Anadromous Fish Restoration Program

Instream Flow

What is Instream Flow?


Instream Flow Habitat Sampling Site
FWS Photo

In 1995, the Sacramento Fish and Wildlife Office began a series of studies to identify the instream flow requirements for anadromous fish within the Central Valley of California.

With funding from the Central Valley Project Improvement Act, instream flow studies have been completed on the Sacramento, American, Yuba and Merced Rivers and Butte Creek, and are in progress for the Stanislaus River and Clear and South Cow Creeks.

macroinvertebrate processing

SCUBA diving to collect deep water
juvenile habitat suitability data
FWS Photo

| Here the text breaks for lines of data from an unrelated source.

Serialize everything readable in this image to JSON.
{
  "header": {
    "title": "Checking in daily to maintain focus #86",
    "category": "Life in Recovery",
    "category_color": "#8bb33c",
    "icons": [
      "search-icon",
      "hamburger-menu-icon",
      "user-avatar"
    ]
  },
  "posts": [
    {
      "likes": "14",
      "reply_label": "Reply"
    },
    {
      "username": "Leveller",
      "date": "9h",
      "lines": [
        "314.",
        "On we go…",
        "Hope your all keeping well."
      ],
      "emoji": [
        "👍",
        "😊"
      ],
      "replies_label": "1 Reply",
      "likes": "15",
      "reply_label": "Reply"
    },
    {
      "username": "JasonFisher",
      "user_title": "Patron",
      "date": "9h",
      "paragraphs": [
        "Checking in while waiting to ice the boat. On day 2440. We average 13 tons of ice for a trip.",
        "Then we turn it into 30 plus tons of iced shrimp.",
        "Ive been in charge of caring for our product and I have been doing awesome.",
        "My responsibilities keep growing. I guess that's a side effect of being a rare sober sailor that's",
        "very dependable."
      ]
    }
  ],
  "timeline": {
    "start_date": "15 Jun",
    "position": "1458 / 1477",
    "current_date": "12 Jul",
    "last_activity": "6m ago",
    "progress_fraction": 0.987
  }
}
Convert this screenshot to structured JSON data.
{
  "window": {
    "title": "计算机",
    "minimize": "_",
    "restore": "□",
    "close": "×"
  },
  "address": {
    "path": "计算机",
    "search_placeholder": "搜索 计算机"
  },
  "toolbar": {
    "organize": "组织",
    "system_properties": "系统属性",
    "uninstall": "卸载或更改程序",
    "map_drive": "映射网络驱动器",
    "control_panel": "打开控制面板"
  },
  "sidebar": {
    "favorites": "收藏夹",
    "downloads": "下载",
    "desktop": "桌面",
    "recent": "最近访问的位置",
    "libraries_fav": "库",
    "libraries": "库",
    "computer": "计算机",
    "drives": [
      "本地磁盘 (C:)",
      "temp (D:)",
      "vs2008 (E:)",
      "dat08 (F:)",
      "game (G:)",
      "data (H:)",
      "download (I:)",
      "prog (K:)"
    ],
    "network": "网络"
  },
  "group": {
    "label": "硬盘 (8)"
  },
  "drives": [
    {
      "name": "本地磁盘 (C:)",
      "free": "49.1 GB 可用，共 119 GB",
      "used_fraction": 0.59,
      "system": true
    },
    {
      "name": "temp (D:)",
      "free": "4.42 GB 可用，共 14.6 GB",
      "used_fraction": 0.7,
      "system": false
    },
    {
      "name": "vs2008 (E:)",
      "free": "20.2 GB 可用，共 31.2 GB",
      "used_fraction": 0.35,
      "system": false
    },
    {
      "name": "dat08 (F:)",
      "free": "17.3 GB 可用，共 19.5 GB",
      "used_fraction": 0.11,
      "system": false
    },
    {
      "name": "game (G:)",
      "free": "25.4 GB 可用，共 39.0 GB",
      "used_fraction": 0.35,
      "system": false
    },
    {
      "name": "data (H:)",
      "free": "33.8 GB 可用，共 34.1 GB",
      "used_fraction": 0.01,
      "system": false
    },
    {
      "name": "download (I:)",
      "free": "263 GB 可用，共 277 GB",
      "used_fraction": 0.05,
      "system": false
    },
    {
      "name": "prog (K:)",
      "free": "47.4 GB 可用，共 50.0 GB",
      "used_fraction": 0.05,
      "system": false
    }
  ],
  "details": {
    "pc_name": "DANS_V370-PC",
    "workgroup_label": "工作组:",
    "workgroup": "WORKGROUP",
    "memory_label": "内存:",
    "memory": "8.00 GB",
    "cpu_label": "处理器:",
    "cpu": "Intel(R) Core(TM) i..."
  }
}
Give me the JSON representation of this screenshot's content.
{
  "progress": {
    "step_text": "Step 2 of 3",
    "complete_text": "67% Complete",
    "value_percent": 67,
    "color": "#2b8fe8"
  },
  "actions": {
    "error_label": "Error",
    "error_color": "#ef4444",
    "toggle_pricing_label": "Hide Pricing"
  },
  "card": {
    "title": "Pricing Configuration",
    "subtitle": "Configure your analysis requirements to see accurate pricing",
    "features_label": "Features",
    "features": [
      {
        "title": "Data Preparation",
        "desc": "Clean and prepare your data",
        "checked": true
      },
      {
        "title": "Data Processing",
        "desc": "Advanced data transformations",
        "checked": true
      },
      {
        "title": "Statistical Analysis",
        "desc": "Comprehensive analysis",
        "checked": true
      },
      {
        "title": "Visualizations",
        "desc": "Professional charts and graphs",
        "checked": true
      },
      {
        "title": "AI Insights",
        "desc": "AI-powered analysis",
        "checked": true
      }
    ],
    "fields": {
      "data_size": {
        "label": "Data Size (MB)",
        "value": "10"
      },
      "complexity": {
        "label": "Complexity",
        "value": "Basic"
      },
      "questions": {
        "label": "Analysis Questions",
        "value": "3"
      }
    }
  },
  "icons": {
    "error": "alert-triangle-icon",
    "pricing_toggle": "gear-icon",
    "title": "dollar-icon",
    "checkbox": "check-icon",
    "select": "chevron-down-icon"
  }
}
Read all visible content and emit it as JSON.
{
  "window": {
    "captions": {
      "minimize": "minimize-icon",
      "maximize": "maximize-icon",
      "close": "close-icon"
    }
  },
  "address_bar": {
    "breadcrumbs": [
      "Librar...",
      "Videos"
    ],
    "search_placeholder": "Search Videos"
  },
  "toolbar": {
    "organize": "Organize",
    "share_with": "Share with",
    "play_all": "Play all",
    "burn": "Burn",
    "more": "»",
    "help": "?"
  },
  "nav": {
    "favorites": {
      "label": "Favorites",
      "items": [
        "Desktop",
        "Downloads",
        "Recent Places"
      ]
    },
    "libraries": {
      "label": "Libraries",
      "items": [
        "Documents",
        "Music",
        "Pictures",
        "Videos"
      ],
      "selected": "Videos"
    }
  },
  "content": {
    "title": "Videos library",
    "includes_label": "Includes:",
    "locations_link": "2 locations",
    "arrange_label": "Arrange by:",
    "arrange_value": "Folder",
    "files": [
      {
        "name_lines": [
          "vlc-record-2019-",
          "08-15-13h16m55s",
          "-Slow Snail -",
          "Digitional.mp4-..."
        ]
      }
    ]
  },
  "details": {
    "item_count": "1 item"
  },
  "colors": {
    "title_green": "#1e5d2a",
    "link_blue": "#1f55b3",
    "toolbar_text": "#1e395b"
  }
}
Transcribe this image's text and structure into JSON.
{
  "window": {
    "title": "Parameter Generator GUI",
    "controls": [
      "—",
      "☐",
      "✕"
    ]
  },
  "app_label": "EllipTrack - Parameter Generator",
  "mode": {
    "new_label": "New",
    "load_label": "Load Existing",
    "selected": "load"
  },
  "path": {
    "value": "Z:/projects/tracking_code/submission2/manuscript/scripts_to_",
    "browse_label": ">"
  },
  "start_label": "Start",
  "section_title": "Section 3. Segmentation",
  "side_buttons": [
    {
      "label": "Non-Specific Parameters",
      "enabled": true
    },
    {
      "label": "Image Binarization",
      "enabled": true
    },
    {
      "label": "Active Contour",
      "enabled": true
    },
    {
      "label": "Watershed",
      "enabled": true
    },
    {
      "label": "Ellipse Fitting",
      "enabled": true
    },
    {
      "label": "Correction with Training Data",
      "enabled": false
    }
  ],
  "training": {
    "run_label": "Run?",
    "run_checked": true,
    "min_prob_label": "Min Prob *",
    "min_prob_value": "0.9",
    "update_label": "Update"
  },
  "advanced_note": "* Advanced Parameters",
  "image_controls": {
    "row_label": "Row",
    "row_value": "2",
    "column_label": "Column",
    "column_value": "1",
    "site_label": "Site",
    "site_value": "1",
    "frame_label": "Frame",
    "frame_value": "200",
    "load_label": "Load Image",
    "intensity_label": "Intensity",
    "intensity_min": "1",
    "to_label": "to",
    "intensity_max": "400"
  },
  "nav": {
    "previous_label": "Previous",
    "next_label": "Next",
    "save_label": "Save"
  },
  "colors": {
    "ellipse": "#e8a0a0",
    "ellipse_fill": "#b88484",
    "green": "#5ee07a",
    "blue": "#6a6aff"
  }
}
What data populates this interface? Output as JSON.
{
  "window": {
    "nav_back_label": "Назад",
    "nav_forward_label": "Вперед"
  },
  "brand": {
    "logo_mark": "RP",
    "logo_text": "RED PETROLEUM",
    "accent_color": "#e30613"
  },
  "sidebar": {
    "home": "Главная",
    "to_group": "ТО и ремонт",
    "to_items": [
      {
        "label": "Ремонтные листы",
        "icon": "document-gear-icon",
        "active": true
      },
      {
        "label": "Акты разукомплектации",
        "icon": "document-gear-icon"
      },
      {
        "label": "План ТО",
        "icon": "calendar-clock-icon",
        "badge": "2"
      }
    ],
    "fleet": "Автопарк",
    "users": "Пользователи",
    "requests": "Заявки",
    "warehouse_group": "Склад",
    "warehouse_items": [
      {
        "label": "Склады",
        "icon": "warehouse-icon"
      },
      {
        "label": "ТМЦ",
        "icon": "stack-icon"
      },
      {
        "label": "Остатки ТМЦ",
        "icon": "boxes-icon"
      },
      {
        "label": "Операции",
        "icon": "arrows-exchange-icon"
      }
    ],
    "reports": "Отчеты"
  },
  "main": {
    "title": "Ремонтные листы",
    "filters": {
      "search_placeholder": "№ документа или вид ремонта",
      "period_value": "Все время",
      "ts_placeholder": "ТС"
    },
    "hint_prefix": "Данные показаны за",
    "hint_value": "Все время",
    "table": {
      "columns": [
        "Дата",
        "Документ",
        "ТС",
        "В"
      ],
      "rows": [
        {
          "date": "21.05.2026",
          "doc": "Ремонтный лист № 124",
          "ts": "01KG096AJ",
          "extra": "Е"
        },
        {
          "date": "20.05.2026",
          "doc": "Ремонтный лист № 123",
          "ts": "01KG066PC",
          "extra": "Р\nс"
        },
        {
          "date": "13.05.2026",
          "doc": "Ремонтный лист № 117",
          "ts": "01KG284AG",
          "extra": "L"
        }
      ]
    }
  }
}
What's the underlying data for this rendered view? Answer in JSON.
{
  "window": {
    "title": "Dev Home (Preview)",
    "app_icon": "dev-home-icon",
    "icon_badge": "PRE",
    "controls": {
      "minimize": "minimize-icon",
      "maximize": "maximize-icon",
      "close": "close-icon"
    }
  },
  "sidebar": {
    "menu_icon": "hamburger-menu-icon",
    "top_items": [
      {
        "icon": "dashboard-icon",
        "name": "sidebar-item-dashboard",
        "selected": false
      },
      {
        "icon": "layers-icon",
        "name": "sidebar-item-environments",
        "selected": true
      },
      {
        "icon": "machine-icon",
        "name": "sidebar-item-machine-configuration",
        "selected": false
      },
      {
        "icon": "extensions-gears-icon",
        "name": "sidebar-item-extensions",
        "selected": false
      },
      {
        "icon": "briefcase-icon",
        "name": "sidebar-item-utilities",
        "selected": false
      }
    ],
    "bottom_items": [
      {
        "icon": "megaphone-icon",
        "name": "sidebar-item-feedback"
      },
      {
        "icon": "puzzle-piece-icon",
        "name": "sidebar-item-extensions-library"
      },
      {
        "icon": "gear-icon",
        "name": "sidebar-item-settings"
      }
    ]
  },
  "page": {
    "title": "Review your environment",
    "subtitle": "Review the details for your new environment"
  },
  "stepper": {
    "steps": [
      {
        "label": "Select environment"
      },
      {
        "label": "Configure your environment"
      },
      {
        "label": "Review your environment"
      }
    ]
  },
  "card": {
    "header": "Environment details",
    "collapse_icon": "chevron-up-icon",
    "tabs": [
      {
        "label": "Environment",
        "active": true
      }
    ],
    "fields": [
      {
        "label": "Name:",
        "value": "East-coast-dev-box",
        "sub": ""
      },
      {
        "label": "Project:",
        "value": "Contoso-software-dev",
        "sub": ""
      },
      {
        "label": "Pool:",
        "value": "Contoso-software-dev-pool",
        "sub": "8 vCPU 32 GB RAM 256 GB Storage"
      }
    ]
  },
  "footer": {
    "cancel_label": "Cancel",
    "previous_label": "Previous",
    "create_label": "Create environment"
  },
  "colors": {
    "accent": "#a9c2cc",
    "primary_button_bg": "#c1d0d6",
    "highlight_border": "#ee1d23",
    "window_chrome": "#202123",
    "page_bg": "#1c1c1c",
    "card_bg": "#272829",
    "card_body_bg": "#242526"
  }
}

In 1999, the Sacramento Office began additional studies to evaluate the effectiveness of restoration projects on Clear Creek and the Merced River. These efforts were expanded in 2009 to provide scientific information to other Central Valley Project Improvement Act programs for use in assessing fisheries restoration actions.

These actions included fish screens at Red Bluff, gravel additions on the American River, and Central Valley Project Improvement Act dedicated water used to reduce redd dewatering on the Sacramento and American Rivers and Clear Creek

The ability of a fish to spawn and rear young to survive is dependent on the volume of water flowing within the creeks and rivers. Too little flow at critical times could cause salmon eggs and young to become stranded and die. Too much water and the eggs and young can be washed away during a flood situation.

At present, our staff are:

Redd Dewatering Measurement

Redd Dewatering Measurement
FWS Photo